## EXERCISE AIM
Extract the lines that carry the string "description" from the listing.

## RECORDS
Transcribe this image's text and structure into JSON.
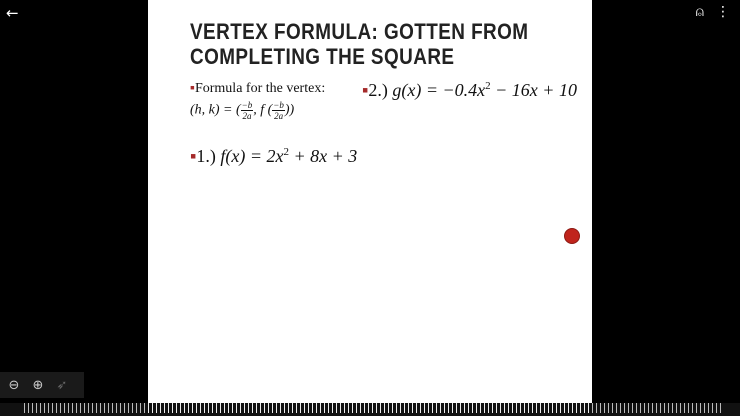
{
  "toolbar": {
    "back_icon": "arrow-left-icon",
    "back_glyph": "←",
    "account_icon": "account-question-icon",
    "account_glyph": "⍝",
    "menu_icon": "more-vertical-icon",
    "menu_glyph": "⋮"
  },
  "slide": {
    "title_line1": "VERTEX FORMULA: GOTTEN FROM",
    "title_line2": "COMPLETING THE SQUARE",
    "bullet_glyph": "▪",
    "formula_label": "Formula for the vertex:",
    "formula_prefix": "(h, k) = (",
    "frac_num": "−b",
    "frac_den": "2a",
    "formula_mid": ", f (",
    "formula_end": "))",
    "problem2_num": "2.)",
    "problem2_expr_a": "g(x) = −0.4x",
    "problem2_expr_b": "2",
    "problem2_expr_c": " − 16x + 10",
    "problem1_num": "1.)",
    "problem1_expr_a": "f(x) = 2x",
    "problem1_expr_b": "2",
    "problem1_expr_c": " + 8x + 3"
  },
  "zoom": {
    "zoom_out_glyph": "⊖",
    "zoom_in_glyph": "⊕",
    "laser_glyph": "➶"
  },
  "colors": {
    "accent_bullet": "#a52a2a",
    "pointer": "#c0241c"
  }
}
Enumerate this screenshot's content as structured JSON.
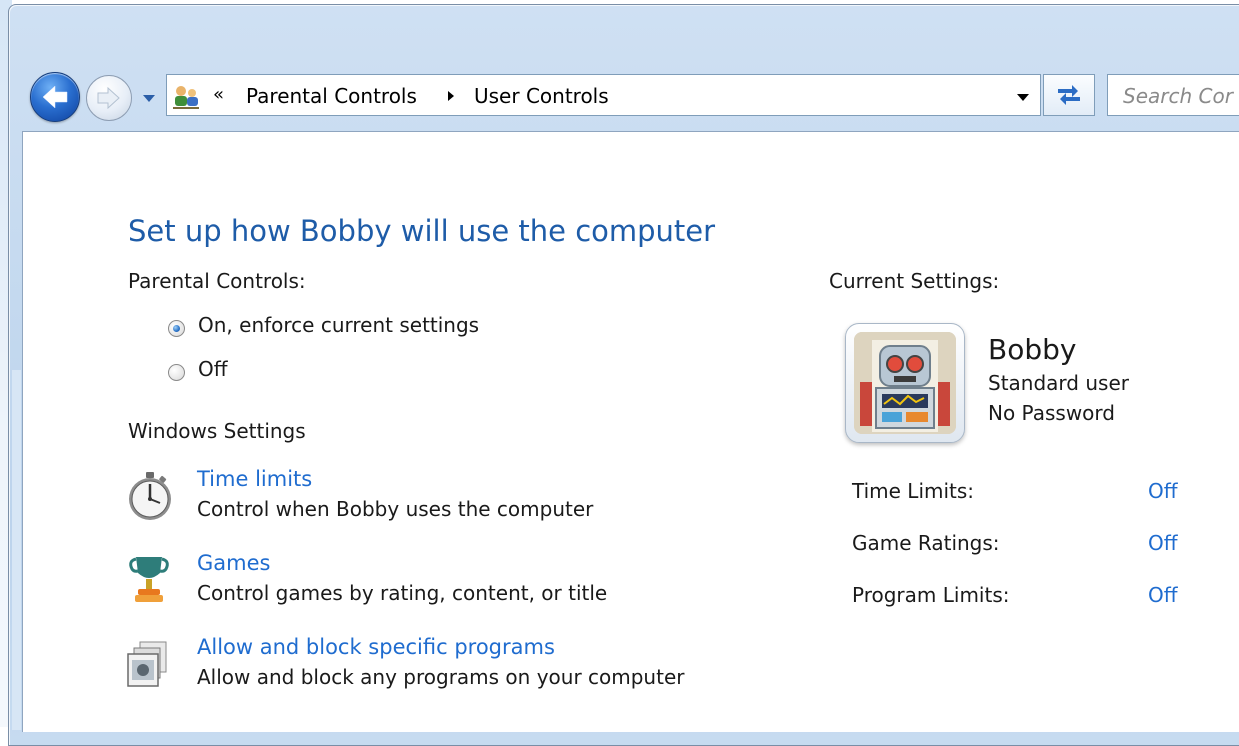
{
  "nav": {
    "overflow_chevron": "«",
    "breadcrumbs": [
      "Parental Controls",
      "User Controls"
    ],
    "search_placeholder": "Search Cor"
  },
  "main": {
    "title": "Set up how Bobby will use the computer",
    "parental_controls_label": "Parental Controls:",
    "options": [
      "On, enforce current settings",
      "Off"
    ],
    "selected_option": "On, enforce current settings",
    "windows_settings_label": "Windows Settings",
    "settings": [
      {
        "icon": "stopwatch-icon",
        "link": "Time limits",
        "description": "Control when Bobby uses the computer"
      },
      {
        "icon": "trophy-icon",
        "link": "Games",
        "description": "Control games by rating, content, or title"
      },
      {
        "icon": "programs-icon",
        "link": "Allow and block specific programs",
        "description": "Allow and block any programs on your computer"
      }
    ]
  },
  "current": {
    "label": "Current Settings:",
    "user_name": "Bobby",
    "user_type": "Standard user",
    "password_status": "No Password",
    "avatar": "robot-avatar",
    "status": [
      {
        "name": "Time Limits:",
        "value": "Off"
      },
      {
        "name": "Game Ratings:",
        "value": "Off"
      },
      {
        "name": "Program Limits:",
        "value": "Off"
      }
    ]
  },
  "colors": {
    "title": "#1e5ca8",
    "link": "#1f6ccf"
  }
}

## RESPONSE TO THIS TASK
        "description": "Control when Bobby uses the computer"
        "description": "Control games by rating, content, or title"
        "description": "Allow and block any programs on your computer"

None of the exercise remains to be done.